- **WHAT IS BEING ASKED**:
Which lines of the data below hold "desc"? Copy each of them.

- **Stored data entries**:
# # #

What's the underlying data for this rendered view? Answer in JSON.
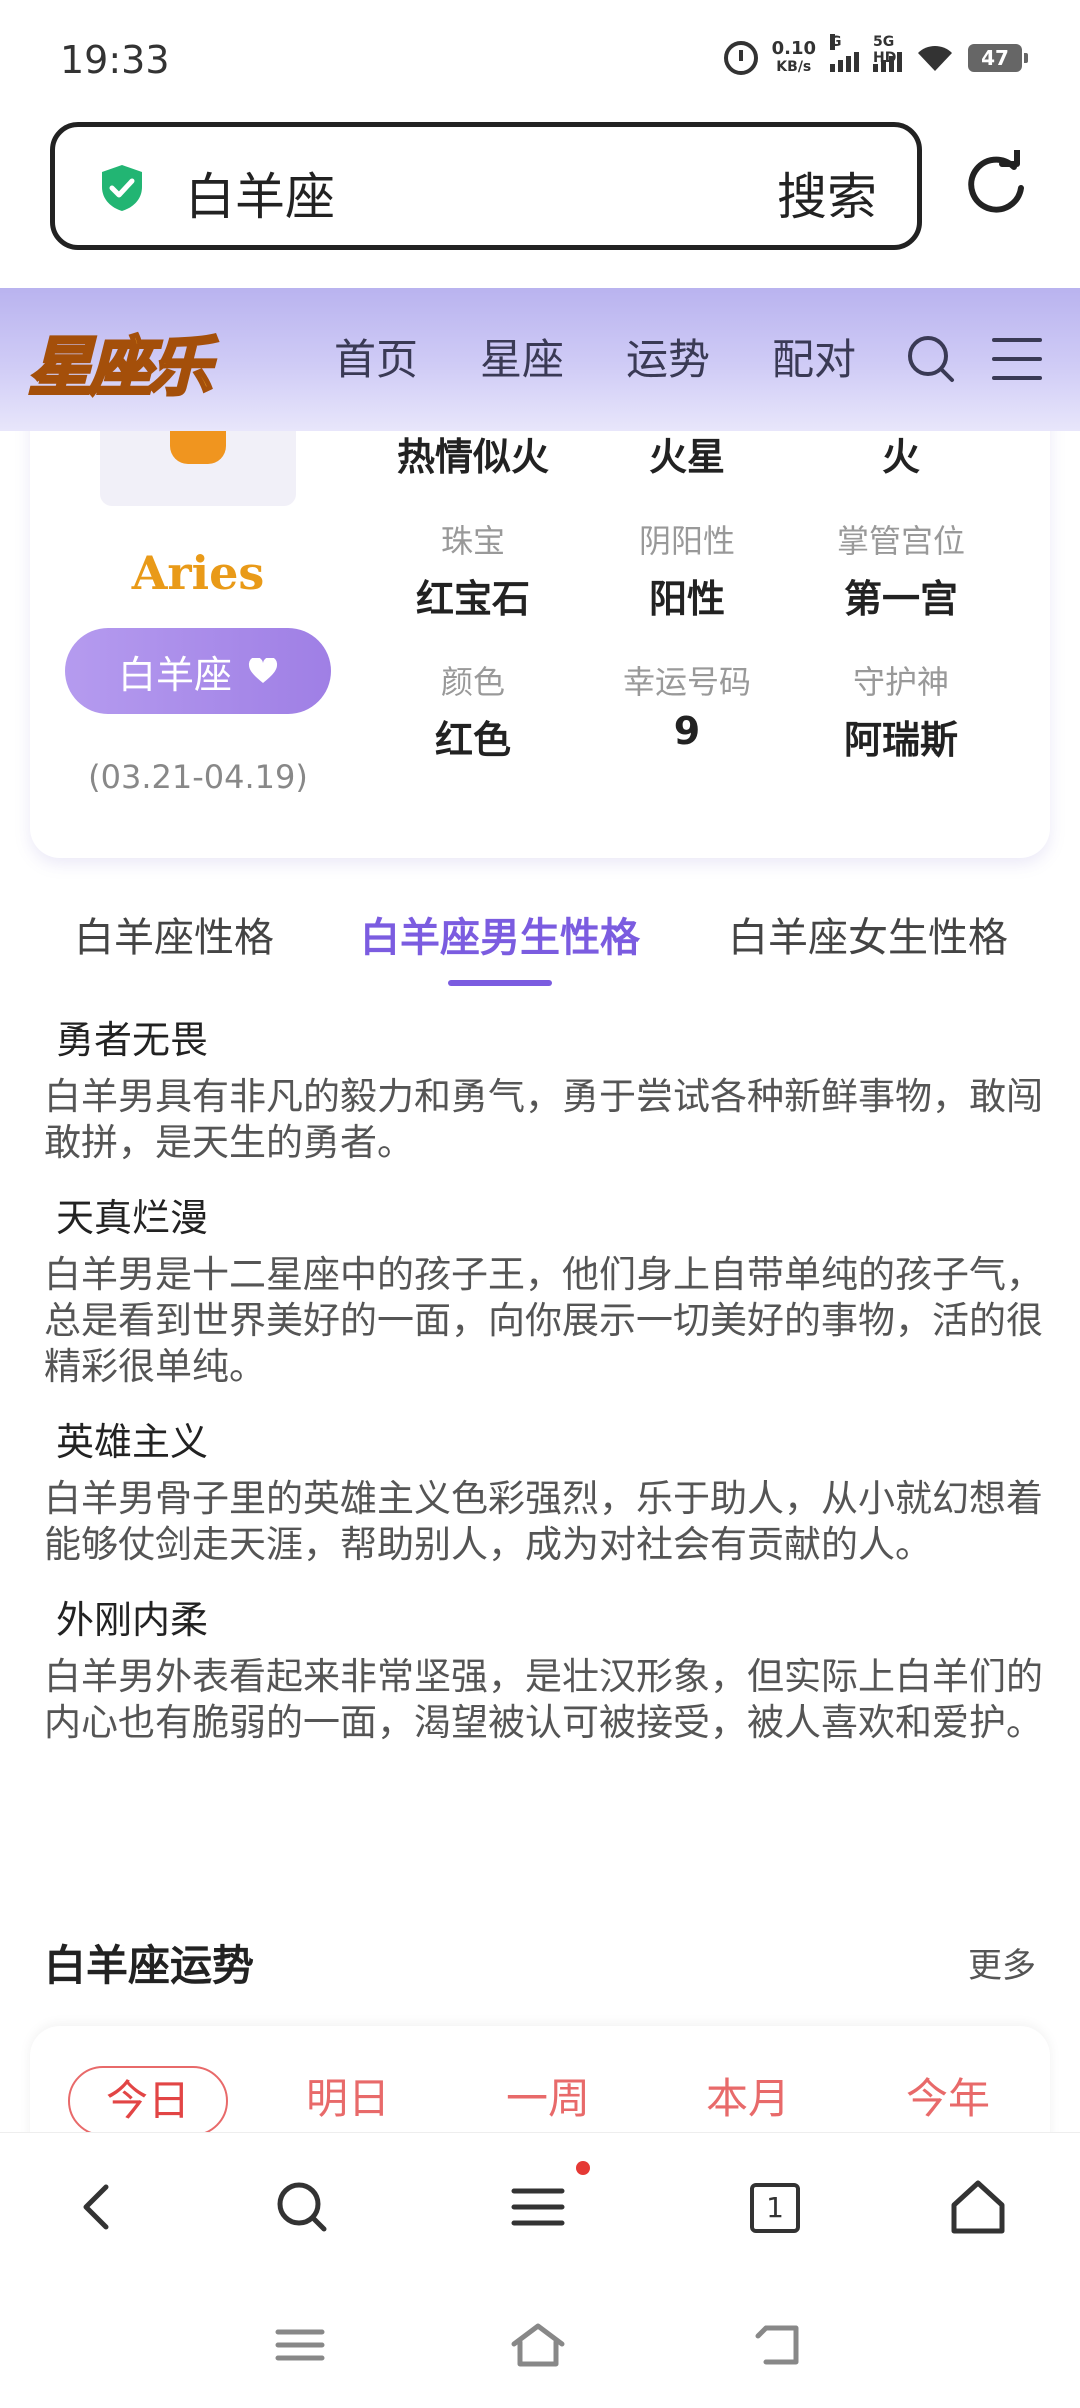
{
  "status_bar": {
    "time": "19:33",
    "net_speed_value": "0.10",
    "net_speed_unit": "KB/s",
    "sim1_label": "G",
    "sim2_label": "5G HD",
    "battery": "47"
  },
  "search": {
    "query": "白羊座",
    "button_label": "搜索"
  },
  "site": {
    "logo_text": "星座乐",
    "nav": [
      "首页",
      "星座",
      "运势",
      "配对"
    ]
  },
  "sign": {
    "english_name": "Aries",
    "chinese_name": "白羊座",
    "date_range": "(03.21-04.19)",
    "top_row_values": [
      "热情似火",
      "火星",
      "火"
    ],
    "attributes": [
      {
        "label": "珠宝",
        "value": "红宝石"
      },
      {
        "label": "阴阳性",
        "value": "阳性"
      },
      {
        "label": "掌管宫位",
        "value": "第一宫"
      },
      {
        "label": "颜色",
        "value": "红色"
      },
      {
        "label": "幸运号码",
        "value": "9"
      },
      {
        "label": "守护神",
        "value": "阿瑞斯"
      }
    ]
  },
  "tabs": {
    "items": [
      "白羊座性格",
      "白羊座男生性格",
      "白羊座女生性格"
    ],
    "active": "白羊座男生性格"
  },
  "traits": [
    {
      "title": "勇者无畏",
      "desc": "白羊男具有非凡的毅力和勇气，勇于尝试各种新鲜事物，敢闯敢拼，是天生的勇者。"
    },
    {
      "title": "天真烂漫",
      "desc": "白羊男是十二星座中的孩子王，他们身上自带单纯的孩子气，总是看到世界美好的一面，向你展示一切美好的事物，活的很精彩很单纯。"
    },
    {
      "title": "英雄主义",
      "desc": "白羊男骨子里的英雄主义色彩强烈，乐于助人，从小就幻想着能够仗剑走天涯，帮助别人，成为对社会有贡献的人。"
    },
    {
      "title": "外刚内柔",
      "desc": "白羊男外表看起来非常坚强，是壮汉形象，但实际上白羊们的内心也有脆弱的一面，渴望被认可被接受，被人喜欢和爱护。"
    }
  ],
  "fortune": {
    "title": "白羊座运势",
    "more": "更多",
    "tabs": [
      "今日",
      "明日",
      "一周",
      "本月",
      "今年"
    ],
    "active": "今日"
  },
  "browser_bar": {
    "tab_count": "1"
  },
  "colors": {
    "accent_purple": "#7b5ce0",
    "header_gradient": "#b9b3ef",
    "fortune_red": "#e86a6a",
    "aries_gold": "#e99a18"
  }
}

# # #

- **EXPECTED ANSWER**:
      "desc": "白羊男具有非凡的毅力和勇气，勇于尝试各种新鲜事物，敢闯敢拼，是天生的勇者。"
      "desc": "白羊男是十二星座中的孩子王，他们身上自带单纯的孩子气，总是看到世界美好的一面，向你展示一切美好的事物，活的很精彩很单纯。"
      "desc": "白羊男骨子里的英雄主义色彩强烈，乐于助人，从小就幻想着能够仗剑走天涯，帮助别人，成为对社会有贡献的人。"
      "desc": "白羊男外表看起来非常坚强，是壮汉形象，但实际上白羊们的内心也有脆弱的一面，渴望被认可被接受，被人喜欢和爱护。"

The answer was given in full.